Work to complete: A faithful copy is required. Print each line of the data exactly and omit the pictures.

Supplied information:
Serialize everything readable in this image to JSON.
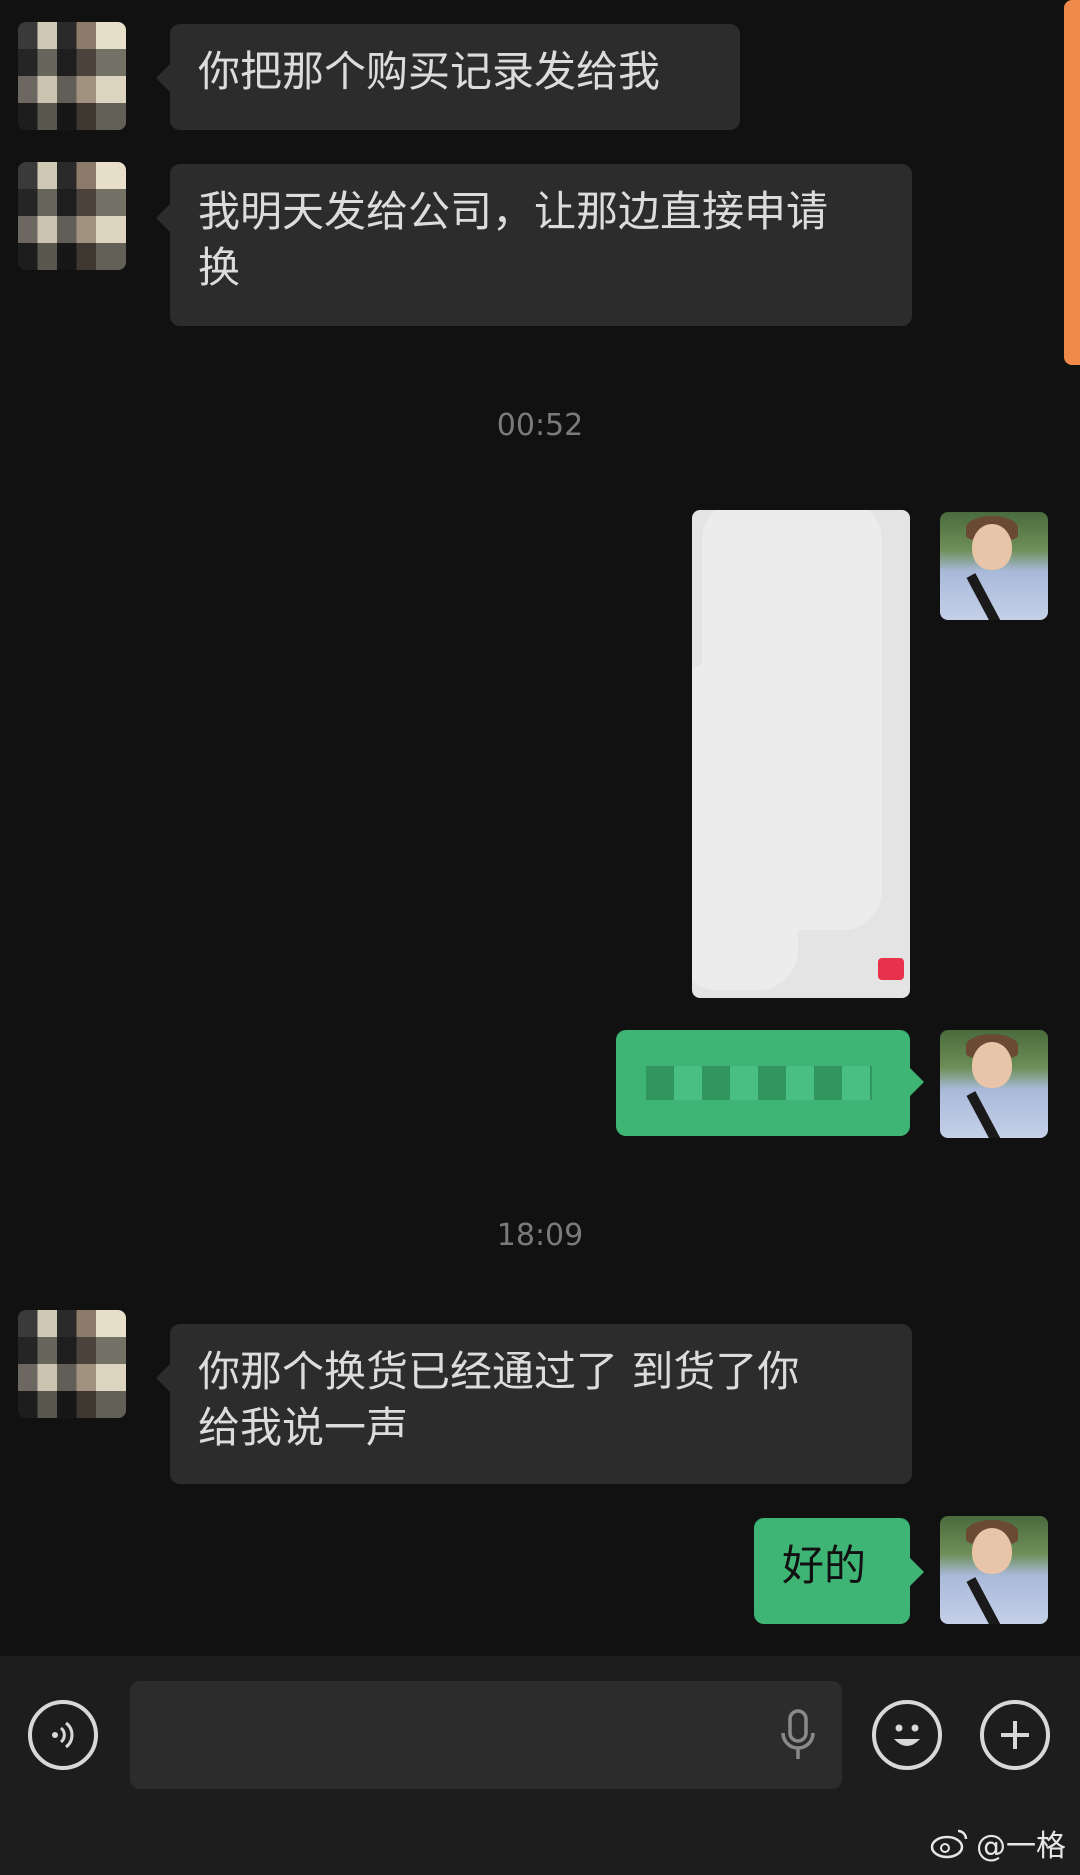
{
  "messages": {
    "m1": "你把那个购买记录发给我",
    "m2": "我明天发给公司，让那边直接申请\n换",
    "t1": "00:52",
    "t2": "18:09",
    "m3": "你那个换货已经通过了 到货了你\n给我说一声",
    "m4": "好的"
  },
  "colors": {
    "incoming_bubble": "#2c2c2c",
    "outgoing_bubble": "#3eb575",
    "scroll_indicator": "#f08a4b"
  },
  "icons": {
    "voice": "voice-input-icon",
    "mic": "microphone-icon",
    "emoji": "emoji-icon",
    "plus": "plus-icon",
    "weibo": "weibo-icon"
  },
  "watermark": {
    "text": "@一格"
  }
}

Solution for this exercise:
Serialize everything readable in this image to JSON.
{
  "messages": {
    "m1": "你把那个购买记录发给我",
    "m2": "我明天发给公司，让那边直接申请\n换",
    "t1": "00:52",
    "t2": "18:09",
    "m3": "你那个换货已经通过了 到货了你\n给我说一声",
    "m4": "好的"
  },
  "colors": {
    "incoming_bubble": "#2c2c2c",
    "outgoing_bubble": "#3eb575",
    "scroll_indicator": "#f08a4b"
  },
  "icons": {
    "voice": "voice-input-icon",
    "mic": "microphone-icon",
    "emoji": "emoji-icon",
    "plus": "plus-icon",
    "weibo": "weibo-icon"
  },
  "watermark": {
    "text": "@一格"
  }
}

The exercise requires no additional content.